« Return to search results · New Search

Authors: Kim A Kastens1, Thomas F Shipley2, Alex Boone2

Author Institutions: 1. Lamont-Doherty Earth Obs., Columbia University, Palisades, NY, USA; 2. Temple University, Philadelphia, PA, USA

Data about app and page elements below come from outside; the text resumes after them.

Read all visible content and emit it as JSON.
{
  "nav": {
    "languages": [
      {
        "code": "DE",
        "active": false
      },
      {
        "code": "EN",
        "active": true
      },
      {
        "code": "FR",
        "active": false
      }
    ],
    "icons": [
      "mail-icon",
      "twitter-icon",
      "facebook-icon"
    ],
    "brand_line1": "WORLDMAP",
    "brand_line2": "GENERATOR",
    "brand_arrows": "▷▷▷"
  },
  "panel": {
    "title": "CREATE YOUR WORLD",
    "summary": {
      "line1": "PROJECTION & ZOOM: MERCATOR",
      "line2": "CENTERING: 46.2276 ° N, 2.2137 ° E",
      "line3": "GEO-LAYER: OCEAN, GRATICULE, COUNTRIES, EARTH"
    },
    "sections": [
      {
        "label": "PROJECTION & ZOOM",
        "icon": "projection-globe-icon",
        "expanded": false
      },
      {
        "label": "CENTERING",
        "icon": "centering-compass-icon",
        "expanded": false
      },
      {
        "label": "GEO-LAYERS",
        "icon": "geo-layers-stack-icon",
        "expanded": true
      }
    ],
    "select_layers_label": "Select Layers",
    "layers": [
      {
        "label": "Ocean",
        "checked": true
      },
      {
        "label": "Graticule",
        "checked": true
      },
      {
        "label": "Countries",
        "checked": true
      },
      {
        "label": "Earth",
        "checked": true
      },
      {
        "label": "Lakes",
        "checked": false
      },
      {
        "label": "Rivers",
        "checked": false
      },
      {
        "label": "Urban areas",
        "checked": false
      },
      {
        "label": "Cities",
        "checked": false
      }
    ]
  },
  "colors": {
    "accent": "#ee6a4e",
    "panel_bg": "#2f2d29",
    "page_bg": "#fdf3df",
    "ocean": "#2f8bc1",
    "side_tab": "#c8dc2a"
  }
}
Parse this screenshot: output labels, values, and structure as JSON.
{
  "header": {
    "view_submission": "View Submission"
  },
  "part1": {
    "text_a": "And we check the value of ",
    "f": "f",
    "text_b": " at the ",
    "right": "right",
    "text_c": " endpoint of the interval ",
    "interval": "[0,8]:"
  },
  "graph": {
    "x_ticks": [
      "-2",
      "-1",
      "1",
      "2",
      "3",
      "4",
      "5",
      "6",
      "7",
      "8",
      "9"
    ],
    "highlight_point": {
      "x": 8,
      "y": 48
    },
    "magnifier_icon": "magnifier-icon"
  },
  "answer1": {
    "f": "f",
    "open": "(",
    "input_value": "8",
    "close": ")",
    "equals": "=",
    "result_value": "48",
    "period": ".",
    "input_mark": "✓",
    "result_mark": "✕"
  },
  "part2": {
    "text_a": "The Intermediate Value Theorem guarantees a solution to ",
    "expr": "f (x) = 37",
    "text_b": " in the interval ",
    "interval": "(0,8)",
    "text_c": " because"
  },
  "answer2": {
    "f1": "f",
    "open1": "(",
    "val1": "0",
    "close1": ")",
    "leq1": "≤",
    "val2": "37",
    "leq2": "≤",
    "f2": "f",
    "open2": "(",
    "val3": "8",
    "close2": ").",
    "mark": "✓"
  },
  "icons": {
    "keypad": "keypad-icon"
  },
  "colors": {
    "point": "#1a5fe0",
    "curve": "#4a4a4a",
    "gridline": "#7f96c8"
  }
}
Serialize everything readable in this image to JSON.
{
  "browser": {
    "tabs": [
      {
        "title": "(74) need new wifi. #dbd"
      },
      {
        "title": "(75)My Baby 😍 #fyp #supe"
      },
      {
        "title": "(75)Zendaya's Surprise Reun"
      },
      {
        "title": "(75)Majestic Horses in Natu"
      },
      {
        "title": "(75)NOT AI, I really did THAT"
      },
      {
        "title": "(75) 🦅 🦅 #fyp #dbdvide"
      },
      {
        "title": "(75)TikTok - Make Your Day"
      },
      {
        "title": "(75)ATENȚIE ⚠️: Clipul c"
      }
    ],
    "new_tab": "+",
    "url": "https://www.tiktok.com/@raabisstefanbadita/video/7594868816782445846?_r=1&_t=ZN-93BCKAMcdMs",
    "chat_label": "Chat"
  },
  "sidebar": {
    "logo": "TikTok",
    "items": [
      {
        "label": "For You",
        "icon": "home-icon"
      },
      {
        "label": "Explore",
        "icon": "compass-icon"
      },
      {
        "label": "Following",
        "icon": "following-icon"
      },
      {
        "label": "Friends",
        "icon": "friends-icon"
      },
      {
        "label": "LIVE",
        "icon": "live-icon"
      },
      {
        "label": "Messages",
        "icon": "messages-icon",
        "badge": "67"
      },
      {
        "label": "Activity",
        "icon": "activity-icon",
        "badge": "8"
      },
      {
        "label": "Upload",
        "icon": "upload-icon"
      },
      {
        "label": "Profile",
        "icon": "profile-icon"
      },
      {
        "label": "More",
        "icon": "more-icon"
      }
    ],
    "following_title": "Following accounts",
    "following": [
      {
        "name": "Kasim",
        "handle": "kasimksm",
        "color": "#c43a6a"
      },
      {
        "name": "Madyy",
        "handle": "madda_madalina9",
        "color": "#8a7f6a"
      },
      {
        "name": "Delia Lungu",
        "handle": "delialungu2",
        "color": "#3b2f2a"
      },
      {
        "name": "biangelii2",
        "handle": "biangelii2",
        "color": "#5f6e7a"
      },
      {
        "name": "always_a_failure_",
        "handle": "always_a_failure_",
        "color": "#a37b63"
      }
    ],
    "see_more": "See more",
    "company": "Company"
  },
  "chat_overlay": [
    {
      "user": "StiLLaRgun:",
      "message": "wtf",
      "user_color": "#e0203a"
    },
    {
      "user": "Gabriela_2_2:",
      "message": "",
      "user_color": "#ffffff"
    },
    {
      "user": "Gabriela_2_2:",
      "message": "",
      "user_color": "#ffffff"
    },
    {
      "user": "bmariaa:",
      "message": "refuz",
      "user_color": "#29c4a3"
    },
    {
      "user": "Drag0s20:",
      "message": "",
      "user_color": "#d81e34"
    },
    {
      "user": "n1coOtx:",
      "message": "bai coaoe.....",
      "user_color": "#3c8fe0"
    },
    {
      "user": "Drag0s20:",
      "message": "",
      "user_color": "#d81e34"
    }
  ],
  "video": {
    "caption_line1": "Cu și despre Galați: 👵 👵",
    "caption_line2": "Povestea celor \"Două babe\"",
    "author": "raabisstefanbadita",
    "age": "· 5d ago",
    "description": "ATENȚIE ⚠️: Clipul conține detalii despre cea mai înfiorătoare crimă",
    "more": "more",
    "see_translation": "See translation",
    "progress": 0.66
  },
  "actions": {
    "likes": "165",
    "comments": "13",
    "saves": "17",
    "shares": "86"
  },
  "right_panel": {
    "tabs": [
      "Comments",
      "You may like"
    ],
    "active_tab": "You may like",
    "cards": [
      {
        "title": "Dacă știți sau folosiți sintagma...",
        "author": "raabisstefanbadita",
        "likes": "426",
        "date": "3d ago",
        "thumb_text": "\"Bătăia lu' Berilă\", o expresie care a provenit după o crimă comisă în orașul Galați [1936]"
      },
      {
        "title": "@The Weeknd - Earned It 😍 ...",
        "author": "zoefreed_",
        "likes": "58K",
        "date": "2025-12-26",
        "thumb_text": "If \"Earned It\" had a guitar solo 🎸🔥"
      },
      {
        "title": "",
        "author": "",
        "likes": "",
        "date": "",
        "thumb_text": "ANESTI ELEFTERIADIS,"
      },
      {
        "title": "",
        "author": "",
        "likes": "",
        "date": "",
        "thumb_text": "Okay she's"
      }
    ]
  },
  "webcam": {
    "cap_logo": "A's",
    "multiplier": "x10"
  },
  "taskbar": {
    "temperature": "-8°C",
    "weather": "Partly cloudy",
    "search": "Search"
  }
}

When geoscience experts look at data visualizations, they can “see”ù structures, and processes and traces of Earth history. When students look at those same visualizations, they may see only blotches of color, dots or squiggles. What are those experts doing, and how can students learn to do the same? We report on a study in which experts (>10 years of geoscience research experience) and novices (undergrad psychology students) examine shaded-relief/color-coded images of topography/bathymetry, while answering questions aloud and being eye-tracked. Images were a global map, two high-res images of continental terrain and two of oceanic terrain, with hi-res localities chosen to display distinctive traces of important earth processes. The differences in what they look at as recorded by eye-tracking are relatively subtle. On the global image, novices tend to focus on continents, whereas experts distribute their attention more evenly across continents and oceans. Experts universally access the available scale information (distance scale, lat/long axes), whereas most students do not. Novices do attend substantially and spontaneously to the salient geomorphological features in the high-res images: seamounts, mid-ocean ridge/transform intersection, erosional river channels, and compressional ridges and valley system. The more marked differences come in what respondents see, as captured in video recordings of their words and gestures in response to experimenter’s questions. When their attention is directed to a small and distinctive part of a high-res image and they are asked to “”_.describe what you see”_”ù, experts typically produce richly detailed descriptions that may include the regional depth/altitude, local relief, shape and spatial distribution of major features, symmetry or lack thereof, cross-cutting relationships, presence of lineations and their orientations, and similar geomorphological details. Following or interwoven with these rich descriptions, some experts also offer interpretations of causal Earth processes. We identified four types of novice answers: (a) “flat”ù answers, in which the student describes the patches of color on the screen with no mention of shape or relief; (b) “thing”ù answers, in which the student mentions an inappropriate object, such as “the Great Wall of China,”ù (c) geomorphology answers, in which the student talks about depth/altitude, relief, or shapes of landforms, and (d) process answers, in which student talks about earth processes, such as earthquakes, erosion, or plate tectonics. Novice “geomorphology”ù (c) answers resemble expert responses, but lack the rich descriptive detail. The “process”ù (d) category includes many interpretations that lack any grounding in the evidentiary base available in the viewed data. These findings suggest that instruction around earth data should include an emphasis on thoroughly and accurately describing the features that are present in the data–a skill that our experts display and our novices mostly lack. It is unclear, though, how best to sequence the teaching of descriptive and interpretive skills, since the experts’ attention to empirical features in the data is steered by their knowledge of which features have causal significance.